Dry edible bean supplies have been falling in Canada in recent years, and are poised to
drop again by the end of 2008-09 to historically very tight levels. FarmLink is forecasting
ending stocks to come in at just 9,000 tonnes, compared to 20,000 tonnes in 2007-08 and
the five-year average of 32,000 tonnes.
Further threatening the supply base, 2008 acres are expected to be down by over 20 per cent from last year. With all crops showing strong returns, and given the greater workload and risk associated with growing dry beans, even historically high prices of almost 40 cents per pound for navies around seeding time didn’t attract enough interest to prevent a decline in the seeded area.
Now, concerns are starting to arise with the Ontario crop, which could reduce 2008 acres
and yield potential from earlier expectations, further tightening Canadian dry bean
supplies in the coming crop year. The Manitoba crop is off to a good start in general, but
some growers have seen too much moisture and report delayed development, which
could increase the risk of frost damage in the fall.
Northern U.S. states including North and South Dakota, Minnesota and Michigan are also
important bean-producing regions but there, like in Canada, the market had a hard time
attracting enough acres in 2008. Corn, wheat and soybean returns were much more
competitive this year than bean farmers are used to seeing.
Outside of North America, the market is watching China, who has emerged as a dry bean
exporter in recent years and Argentina, where farmer strikes are threatening to limit
exports.
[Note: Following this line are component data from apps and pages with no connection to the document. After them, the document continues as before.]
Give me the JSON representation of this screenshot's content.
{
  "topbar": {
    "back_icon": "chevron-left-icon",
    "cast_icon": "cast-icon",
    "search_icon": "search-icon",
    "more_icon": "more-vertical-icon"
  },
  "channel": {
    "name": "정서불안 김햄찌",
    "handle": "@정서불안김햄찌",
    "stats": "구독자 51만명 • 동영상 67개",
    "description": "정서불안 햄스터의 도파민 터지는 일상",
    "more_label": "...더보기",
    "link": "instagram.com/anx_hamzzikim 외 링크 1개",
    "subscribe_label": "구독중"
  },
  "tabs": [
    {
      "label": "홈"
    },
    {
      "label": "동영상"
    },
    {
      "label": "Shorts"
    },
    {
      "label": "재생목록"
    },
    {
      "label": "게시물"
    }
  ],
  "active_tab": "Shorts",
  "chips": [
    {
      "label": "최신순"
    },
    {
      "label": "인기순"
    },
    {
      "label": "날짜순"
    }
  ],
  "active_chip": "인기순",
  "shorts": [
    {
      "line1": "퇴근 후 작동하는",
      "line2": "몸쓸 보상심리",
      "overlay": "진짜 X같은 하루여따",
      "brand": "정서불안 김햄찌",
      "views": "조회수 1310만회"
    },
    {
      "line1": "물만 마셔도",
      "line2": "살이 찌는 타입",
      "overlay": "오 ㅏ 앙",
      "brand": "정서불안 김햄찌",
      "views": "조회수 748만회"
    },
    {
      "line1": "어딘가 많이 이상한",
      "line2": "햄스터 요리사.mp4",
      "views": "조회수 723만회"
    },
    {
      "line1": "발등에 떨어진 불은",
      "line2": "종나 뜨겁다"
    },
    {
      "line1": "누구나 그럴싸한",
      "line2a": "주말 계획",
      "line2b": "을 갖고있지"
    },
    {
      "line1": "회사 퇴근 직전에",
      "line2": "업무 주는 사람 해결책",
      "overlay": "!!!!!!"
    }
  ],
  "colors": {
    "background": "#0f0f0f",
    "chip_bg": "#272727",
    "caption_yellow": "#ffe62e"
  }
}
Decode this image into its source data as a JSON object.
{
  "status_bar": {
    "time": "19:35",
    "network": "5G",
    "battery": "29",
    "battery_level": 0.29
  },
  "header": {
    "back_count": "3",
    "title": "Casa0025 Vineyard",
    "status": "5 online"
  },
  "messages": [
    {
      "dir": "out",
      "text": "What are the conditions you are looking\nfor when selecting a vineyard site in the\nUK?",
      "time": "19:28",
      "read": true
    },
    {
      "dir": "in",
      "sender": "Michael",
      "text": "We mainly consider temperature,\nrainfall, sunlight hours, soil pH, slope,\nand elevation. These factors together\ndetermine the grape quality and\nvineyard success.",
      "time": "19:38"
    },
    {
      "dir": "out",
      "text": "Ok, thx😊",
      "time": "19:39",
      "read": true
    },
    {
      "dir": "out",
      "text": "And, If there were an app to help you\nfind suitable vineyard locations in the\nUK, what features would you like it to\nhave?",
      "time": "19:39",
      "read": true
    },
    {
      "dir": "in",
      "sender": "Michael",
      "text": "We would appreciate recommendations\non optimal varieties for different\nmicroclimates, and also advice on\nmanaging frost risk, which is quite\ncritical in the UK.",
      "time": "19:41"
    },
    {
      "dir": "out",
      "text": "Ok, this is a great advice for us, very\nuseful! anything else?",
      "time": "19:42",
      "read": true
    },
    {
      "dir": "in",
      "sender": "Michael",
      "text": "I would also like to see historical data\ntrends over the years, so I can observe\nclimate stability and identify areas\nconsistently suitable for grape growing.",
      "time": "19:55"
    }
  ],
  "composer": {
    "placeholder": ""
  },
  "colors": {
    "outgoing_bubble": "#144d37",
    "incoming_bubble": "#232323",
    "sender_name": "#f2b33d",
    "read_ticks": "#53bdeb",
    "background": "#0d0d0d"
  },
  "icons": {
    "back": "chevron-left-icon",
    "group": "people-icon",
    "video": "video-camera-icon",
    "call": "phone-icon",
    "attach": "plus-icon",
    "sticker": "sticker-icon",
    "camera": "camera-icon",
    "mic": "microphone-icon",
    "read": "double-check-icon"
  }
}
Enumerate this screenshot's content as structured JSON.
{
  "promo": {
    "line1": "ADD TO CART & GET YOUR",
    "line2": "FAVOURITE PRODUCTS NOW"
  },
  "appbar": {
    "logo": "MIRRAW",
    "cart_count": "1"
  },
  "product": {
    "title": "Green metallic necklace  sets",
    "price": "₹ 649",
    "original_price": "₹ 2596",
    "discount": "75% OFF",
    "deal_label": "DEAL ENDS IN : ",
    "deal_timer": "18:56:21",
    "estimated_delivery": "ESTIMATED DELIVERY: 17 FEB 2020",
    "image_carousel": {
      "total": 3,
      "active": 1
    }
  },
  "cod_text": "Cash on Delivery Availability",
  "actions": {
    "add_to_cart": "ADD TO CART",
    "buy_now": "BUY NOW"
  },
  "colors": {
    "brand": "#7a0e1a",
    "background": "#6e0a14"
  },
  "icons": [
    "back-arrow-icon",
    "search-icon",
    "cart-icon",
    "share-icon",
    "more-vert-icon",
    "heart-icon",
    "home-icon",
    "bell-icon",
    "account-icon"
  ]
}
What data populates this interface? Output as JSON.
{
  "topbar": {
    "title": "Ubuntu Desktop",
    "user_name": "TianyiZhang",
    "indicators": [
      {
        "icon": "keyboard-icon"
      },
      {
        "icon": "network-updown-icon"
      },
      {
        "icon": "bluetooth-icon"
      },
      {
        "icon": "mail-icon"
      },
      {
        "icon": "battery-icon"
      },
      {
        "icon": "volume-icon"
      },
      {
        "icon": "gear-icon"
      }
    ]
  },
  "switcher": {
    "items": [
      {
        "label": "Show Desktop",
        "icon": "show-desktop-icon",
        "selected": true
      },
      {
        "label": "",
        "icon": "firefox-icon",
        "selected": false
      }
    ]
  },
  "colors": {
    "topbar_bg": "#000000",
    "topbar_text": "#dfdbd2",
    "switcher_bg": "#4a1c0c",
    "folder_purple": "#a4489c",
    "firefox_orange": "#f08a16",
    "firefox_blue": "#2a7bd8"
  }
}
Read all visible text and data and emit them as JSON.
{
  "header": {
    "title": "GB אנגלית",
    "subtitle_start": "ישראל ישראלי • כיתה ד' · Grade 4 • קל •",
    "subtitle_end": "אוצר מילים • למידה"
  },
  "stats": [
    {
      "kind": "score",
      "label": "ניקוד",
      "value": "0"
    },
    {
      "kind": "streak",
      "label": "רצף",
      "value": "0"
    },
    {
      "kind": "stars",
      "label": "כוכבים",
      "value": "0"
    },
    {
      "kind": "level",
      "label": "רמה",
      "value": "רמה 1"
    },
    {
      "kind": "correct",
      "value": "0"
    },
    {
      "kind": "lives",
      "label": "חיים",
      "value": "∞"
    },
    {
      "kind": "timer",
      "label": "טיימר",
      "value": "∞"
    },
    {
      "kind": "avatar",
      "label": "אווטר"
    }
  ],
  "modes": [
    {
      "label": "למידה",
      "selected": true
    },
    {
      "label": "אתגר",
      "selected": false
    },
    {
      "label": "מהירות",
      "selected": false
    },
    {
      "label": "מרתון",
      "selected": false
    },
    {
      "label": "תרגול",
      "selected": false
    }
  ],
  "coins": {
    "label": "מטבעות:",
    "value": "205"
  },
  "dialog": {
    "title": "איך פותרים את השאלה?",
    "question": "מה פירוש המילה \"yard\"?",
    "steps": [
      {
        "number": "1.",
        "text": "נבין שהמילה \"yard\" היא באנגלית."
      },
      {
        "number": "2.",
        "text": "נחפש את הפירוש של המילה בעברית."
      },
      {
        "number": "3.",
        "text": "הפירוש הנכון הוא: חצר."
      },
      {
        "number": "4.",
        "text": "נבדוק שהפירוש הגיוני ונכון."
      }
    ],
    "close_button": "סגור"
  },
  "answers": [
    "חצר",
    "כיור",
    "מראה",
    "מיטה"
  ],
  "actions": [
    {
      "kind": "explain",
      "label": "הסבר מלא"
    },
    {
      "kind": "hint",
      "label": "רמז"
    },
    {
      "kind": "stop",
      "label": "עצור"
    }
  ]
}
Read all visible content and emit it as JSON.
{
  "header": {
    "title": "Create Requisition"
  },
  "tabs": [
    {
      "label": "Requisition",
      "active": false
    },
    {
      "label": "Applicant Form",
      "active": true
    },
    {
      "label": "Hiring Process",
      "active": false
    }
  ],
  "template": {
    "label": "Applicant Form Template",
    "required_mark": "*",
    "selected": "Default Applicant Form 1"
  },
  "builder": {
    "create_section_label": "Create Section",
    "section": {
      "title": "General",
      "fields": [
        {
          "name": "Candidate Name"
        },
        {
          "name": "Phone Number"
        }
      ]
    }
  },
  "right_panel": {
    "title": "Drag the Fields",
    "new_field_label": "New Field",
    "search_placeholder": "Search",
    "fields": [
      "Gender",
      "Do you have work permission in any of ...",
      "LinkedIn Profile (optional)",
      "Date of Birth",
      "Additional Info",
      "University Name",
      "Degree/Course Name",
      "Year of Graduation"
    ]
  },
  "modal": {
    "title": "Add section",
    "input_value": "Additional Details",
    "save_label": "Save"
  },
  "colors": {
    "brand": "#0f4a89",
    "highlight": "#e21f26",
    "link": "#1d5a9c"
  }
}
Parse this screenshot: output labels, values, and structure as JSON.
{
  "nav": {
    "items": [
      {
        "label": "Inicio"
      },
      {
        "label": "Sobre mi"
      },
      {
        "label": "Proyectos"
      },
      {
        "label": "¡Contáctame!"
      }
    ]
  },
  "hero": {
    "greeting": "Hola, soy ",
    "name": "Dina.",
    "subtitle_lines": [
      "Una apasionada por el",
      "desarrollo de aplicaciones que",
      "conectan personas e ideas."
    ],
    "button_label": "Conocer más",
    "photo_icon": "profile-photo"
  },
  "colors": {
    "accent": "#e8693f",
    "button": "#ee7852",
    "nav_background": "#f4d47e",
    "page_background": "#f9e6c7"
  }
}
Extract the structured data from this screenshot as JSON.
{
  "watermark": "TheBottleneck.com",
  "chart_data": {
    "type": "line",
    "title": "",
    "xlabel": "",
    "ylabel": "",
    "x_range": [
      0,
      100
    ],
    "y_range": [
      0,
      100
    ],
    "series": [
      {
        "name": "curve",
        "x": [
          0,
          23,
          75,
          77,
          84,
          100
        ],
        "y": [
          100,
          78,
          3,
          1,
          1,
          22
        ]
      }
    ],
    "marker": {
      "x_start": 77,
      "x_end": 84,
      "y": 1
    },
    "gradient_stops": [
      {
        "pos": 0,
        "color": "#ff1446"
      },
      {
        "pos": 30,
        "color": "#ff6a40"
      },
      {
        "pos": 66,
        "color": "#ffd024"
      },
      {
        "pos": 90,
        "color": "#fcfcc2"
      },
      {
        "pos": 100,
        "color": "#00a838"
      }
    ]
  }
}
A reduction or a rebound in competition from these regions, along with the
weather in the key North American bean areas in the weeks and months ahead, will be
— The FarmLink Market Insight was researched and produced by FarmLink Marketing Solutions, a marketing advisory service for Prairie farmers, and is published here with permission of the authors.